This week marks the last week of official farm CSA delivery. A bookend to the season of sorts. No more long Monday harvests, hundreds of rubber bands wrapped around one’s finger, bins of kale or swiss chard stacked precariously high in the back of the van. On Tuesday afternoons the farm plots will feel a bit empty, devoid of children and parents lazily picking cherry tomatoes or John (a long-time Minneapolis urban farmer and major contributor to Stone’s Throw) diligently washing out the muddy harvest totes.
In all honesty, we are also incredibly relieved to have a break from the monotony of full farm production season. In mid-April we began transplanting, tilling, and harvesting from our high tunnels. Back then, the days were short, the trees had no leaves but there was a hope, a confirmation in the air that spring was indeed coming, that long days would end in fruitful harvests. Now, the days are short, many trees have no leaves, and there is a collective desire to lay the farm to rest, to mulch the perennial herbs, roll-up irrigation lines, and eat handfuls of hardy spinach.
Late October is also often the first time for real reflection. Time to pick one’s head from the myopia of vegetable cultivation, harvest, and delivery, and attempt to see the farm in a larger context. I am immediately stricken by the amount of generosity and support the Twin Cities has shown this farm project. From institutional collaboration to neighborly advice our farm operates effectively because of the wonderful people with whom it interacts.

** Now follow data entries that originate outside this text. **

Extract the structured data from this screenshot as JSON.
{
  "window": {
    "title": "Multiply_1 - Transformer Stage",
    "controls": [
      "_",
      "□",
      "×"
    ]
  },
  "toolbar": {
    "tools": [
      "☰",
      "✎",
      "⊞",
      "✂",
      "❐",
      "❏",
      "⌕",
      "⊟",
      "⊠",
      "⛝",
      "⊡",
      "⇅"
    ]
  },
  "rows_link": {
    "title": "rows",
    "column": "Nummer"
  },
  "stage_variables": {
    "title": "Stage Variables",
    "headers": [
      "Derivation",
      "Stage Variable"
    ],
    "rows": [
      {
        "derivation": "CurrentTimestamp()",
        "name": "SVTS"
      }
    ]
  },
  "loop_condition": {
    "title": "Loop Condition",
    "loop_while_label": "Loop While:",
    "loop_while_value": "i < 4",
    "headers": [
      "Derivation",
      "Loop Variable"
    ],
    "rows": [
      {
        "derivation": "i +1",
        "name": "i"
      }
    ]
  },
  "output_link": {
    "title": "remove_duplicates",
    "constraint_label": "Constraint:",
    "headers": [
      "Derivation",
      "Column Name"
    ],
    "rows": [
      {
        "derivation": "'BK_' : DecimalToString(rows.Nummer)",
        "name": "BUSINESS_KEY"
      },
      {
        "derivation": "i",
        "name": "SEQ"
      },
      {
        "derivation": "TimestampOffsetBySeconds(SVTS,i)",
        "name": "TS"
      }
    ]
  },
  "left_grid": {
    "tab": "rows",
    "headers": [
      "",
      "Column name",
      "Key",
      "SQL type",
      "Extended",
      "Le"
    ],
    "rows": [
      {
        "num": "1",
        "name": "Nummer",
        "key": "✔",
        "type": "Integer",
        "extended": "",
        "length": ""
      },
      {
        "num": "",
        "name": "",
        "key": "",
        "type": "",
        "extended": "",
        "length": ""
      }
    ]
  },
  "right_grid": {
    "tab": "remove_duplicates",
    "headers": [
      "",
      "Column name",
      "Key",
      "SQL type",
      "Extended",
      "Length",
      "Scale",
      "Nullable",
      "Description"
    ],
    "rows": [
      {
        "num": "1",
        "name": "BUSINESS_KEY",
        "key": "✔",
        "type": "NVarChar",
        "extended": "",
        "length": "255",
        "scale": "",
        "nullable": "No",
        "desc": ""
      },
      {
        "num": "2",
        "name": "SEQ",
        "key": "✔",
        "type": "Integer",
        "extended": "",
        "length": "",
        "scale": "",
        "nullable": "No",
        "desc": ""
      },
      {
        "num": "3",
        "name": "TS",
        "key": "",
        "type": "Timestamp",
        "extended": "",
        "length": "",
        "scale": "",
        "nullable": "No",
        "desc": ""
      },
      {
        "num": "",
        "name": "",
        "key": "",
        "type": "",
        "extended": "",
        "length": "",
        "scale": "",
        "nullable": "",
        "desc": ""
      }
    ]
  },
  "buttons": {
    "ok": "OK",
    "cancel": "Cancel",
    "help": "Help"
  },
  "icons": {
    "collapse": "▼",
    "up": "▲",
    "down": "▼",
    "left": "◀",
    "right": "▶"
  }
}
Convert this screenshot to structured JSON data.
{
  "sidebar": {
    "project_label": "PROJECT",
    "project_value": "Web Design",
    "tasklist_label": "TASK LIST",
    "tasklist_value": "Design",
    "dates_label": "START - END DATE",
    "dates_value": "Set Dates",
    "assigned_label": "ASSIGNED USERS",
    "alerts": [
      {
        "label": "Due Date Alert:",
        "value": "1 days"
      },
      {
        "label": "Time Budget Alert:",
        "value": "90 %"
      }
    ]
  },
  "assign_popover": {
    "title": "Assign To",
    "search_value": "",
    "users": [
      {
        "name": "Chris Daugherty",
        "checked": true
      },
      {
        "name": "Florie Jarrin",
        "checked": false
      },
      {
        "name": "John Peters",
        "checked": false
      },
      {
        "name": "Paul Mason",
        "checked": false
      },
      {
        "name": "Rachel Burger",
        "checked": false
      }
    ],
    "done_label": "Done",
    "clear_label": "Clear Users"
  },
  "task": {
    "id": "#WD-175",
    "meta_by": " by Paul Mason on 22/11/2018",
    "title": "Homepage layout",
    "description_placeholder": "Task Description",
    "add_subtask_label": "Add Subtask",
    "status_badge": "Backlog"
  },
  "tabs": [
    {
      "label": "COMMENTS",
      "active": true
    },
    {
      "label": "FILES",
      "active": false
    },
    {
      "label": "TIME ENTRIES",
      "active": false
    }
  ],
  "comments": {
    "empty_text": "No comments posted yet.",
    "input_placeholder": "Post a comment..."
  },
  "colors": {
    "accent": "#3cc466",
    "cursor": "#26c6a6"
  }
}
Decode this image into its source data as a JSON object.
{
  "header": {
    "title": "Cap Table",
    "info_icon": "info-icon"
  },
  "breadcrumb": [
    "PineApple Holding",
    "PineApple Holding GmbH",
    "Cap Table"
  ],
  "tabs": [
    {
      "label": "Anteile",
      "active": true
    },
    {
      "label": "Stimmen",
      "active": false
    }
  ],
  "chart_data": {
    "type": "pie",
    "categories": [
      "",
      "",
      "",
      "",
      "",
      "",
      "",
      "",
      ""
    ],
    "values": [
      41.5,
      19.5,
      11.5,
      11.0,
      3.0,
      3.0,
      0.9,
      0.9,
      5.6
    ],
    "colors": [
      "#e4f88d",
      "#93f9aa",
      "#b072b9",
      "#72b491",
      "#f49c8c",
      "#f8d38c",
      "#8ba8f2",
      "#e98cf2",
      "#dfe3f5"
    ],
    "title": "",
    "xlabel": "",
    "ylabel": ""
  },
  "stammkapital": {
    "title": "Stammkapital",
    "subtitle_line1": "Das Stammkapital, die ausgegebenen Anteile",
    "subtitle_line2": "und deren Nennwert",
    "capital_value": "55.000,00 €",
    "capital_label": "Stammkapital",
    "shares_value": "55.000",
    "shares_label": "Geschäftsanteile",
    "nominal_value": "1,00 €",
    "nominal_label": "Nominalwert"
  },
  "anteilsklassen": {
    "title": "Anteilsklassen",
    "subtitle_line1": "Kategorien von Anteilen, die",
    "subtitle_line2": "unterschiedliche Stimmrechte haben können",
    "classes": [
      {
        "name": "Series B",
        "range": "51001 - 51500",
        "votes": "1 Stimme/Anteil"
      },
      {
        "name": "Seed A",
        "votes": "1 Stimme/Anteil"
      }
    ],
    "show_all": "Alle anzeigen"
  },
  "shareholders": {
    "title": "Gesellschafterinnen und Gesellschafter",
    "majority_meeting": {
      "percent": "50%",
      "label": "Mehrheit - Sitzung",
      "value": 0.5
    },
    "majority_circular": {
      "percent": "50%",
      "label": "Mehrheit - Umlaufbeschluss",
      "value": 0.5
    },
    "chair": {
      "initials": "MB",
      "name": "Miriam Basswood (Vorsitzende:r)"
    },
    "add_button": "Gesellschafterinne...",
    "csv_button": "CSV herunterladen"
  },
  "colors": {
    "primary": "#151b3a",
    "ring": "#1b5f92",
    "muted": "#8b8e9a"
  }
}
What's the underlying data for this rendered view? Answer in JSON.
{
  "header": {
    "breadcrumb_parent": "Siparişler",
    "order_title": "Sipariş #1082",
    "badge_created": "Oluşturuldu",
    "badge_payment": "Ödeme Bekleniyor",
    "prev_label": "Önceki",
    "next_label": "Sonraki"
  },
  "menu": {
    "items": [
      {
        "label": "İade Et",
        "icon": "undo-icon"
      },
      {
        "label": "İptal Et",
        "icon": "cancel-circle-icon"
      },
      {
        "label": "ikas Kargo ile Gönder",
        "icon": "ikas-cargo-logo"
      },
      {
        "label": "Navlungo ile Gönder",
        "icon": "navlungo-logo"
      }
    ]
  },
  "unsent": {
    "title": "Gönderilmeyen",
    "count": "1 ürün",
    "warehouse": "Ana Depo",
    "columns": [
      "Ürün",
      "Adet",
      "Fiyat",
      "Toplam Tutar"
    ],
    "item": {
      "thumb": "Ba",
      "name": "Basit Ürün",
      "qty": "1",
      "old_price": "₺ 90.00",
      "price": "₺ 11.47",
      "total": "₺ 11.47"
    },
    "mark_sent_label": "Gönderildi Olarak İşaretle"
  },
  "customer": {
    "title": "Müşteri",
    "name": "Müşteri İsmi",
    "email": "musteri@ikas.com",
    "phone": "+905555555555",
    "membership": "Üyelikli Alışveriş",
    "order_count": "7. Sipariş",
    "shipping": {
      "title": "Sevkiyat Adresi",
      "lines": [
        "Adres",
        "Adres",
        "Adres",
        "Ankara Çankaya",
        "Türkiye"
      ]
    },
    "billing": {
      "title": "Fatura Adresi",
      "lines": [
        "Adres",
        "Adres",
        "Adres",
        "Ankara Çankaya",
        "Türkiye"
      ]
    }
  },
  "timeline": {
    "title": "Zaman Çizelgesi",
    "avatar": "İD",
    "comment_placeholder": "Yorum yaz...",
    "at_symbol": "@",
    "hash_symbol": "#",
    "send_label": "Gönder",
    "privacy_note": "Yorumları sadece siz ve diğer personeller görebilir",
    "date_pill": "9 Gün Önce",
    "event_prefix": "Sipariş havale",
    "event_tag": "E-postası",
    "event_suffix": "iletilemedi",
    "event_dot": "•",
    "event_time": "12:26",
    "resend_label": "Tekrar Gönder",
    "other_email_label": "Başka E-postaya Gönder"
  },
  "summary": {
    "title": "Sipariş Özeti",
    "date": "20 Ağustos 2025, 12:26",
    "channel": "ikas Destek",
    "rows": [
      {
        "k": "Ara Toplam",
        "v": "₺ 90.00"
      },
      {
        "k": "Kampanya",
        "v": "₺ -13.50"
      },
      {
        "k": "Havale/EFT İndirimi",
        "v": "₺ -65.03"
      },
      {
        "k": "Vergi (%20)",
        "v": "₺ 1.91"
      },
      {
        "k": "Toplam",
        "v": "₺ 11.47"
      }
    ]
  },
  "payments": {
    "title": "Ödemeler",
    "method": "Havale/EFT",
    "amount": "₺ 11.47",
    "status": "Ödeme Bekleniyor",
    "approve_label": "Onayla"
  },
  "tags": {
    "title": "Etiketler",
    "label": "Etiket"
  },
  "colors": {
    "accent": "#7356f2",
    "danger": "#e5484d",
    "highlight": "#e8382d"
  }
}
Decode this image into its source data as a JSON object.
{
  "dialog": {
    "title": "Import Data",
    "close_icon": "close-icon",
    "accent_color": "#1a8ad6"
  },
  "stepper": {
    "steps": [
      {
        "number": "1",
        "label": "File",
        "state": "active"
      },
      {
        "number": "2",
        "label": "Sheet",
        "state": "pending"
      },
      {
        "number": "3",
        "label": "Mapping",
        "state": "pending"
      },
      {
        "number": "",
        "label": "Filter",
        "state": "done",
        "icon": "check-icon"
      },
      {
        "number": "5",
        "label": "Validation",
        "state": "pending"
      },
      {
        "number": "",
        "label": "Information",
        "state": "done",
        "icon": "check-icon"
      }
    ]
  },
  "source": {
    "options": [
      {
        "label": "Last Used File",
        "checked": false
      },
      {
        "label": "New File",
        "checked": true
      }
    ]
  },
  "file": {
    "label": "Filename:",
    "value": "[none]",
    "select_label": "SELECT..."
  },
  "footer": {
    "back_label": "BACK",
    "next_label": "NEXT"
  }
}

On a late July evening, I was furiously trying to fix an irrigation line at 12th Avenue, one of our (creatively named) Minneapolis sites. We had planted salad greens the day before but thunderstorms had dodged the city and a warm front had moved in, creating dry and dusty conditions. Without immediate irrigation, the germination of the greens would be spotty, leading to weed problems and lowered yield. After several hose repairs, replacing the batteries on the irrigation timers, and a few trips to the hardware store, water began to soak into the ground. I prepared to leave the plot and trudge home. As I stepped on to the sidewalk, the elderly neighbor next door offered me a full meal of lentil soup, fried potatoes, watermelon. She had packed it into bags, demanding that I heed her advice and heat up the soup before consuming. The woman is an immigrant from Trinidad and Tobago and wonderful gardener. When the family moved in, the husband diligently cut back the trees surrounding the yard with a large machete to allow more light. They tilled all the grass and planted eggplant throughout the front yard. They also constructed a 10 foot by 4 foot trellis to support massive, pale, cylindrical squashes, reaching up to 3 feet in length). When struggling through the summer heat and endless farming tasks, events like these become mythic, bulwarks against exhaustion and disillusionment. They far outweigh the occasional vandal or city planner hell bent on keeping urban farms from disrupting the city’s “progress”.
Generous neighbors, enthusiastic passers-by, selfless volunteers, and creative city officials all help to make the farm more interesting, more dynamic, and richer in content. CSA members, our market customers, and many restaurant and wholesale accounts help to make urban production farming a distinct reality. As warm fall days turn into cold winter ones, we will sorely miss seeing so many of your faces.
We have spent many hours this fall building a full-season greenhouse at our 15th Avenue plot in Minneapolis. We will start our baby seedlings here in late-February and continue starting transplants throughout the summer. We also hope that this structure will serve many additional purposes: a microgreens production space, a neighborhood gathering place to escape the frigid late winter winds, a place to collaborate with aquaponics enthusiasts to design farm-scale systems. Our hope is that this greenhouse space will serve as a prototype and testing ground for larger-scale year-round production spaces in the future.
This week we also received exciting news that we were one of 16 recipients of the Knight Foundation’s Green Line Challenge grant. We were awarded funds to transform our 625 Dale Avenue plot in Saint Paul into a more dynamic, long-term production and food distribution space. Our intention is to continue to develop innovative urban agriculture techniques while developing farm spaces as interactive, pedestrian-friendly gathering areas. As part of the grant we will build several hoophouses, construct seating space along Dale Avenue, plant rows of perennial fruit bushes, and erect a market stand. We will also develop curriculum that teaches scalable urban production methods. Our intention is to design trainings that are suitable for both practitioners of larger-scale urban agriculture and backyard gardeners. We are very honored that the Knight Foundation’s community reviewers have selected our farm to do this work.
As the tomato stakes go from vertical supports to laying horizontal on pallets and the days become shorter, we thank you all for making the Twin Cities a wonderful and interesting place to grow food. As always, we welcome your comments, critiques, and suggestions for how to improve Stone’s Throw Urban Farm. Please stop by our plots in the coming weeks. We will be busy cleaning up, mulching, fixing engines and sheds, and continuing the fall harvest.
Until next time,